== Brief ==
Output every line of the listing as it stands.

(Beginning of Records to use)

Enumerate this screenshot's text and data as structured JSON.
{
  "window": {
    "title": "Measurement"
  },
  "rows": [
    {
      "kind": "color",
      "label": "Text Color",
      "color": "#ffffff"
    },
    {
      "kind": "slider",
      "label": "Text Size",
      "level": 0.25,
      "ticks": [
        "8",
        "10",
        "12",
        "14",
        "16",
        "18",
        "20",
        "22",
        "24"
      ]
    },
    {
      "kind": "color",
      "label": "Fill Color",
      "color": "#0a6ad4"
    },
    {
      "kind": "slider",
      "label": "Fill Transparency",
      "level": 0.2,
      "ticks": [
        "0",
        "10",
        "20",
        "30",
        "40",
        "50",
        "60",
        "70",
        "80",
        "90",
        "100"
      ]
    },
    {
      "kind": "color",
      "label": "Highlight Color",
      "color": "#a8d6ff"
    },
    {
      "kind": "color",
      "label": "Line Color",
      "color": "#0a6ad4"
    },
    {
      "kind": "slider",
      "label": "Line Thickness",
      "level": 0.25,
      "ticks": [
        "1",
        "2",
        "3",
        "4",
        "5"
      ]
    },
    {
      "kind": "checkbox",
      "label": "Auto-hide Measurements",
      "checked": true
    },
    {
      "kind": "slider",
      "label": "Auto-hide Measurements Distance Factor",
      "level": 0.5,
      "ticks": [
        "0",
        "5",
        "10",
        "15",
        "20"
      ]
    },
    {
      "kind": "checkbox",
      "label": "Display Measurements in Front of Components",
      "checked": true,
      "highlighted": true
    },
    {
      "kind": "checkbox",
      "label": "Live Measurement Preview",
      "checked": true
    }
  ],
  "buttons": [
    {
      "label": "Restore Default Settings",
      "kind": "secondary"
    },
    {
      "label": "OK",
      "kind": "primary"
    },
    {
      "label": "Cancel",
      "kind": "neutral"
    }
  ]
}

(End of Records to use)

== Reply to the exercise ==
Enumerate this screenshot's text and data as structured JSON.
{
  "window": {
    "title": "Measurement"
  },
  "rows": [
    {
      "kind": "color",
      "label": "Text Color",
      "color": "#ffffff"
    },
    {
      "kind": "slider",
      "label": "Text Size",
      "level": 0.25,
      "ticks": [
        "8",
        "10",
        "12",
        "14",
        "16",
        "18",
        "20",
        "22",
        "24"
      ]
    },
    {
      "kind": "color",
      "label": "Fill Color",
      "color": "#0a6ad4"
    },
    {
      "kind": "slider",
      "label": "Fill Transparency",
      "level": 0.2,
      "ticks": [
        "0",
        "10",
        "20",
        "30",
        "40",
        "50",
        "60",
        "70",
        "80",
        "90",
        "100"
      ]
    },
    {
      "kind": "color",
      "label": "Highlight Color",
      "color": "#a8d6ff"
    },
    {
      "kind": "color",
      "label": "Line Color",
      "color": "#0a6ad4"
    },
    {
      "kind": "slider",
      "label": "Line Thickness",
      "level": 0.25,
      "ticks": [
        "1",
        "2",
        "3",
        "4",
        "5"
      ]
    },
    {
      "kind": "checkbox",
      "label": "Auto-hide Measurements",
      "checked": true
    },
    {
      "kind": "slider",
      "label": "Auto-hide Measurements Distance Factor",
      "level": 0.5,
      "ticks": [
        "0",
        "5",
        "10",
        "15",
        "20"
      ]
    },
    {
      "kind": "checkbox",
      "label": "Display Measurements in Front of Components",
      "checked": true,
      "highlighted": true
    },
    {
      "kind": "checkbox",
      "label": "Live Measurement Preview",
      "checked": true
    }
  ],
  "buttons": [
    {
      "label": "Restore Default Settings",
      "kind": "secondary"
    },
    {
      "label": "OK",
      "kind": "primary"
    },
    {
      "label": "Cancel",
      "kind": "neutral"
    }
  ]
}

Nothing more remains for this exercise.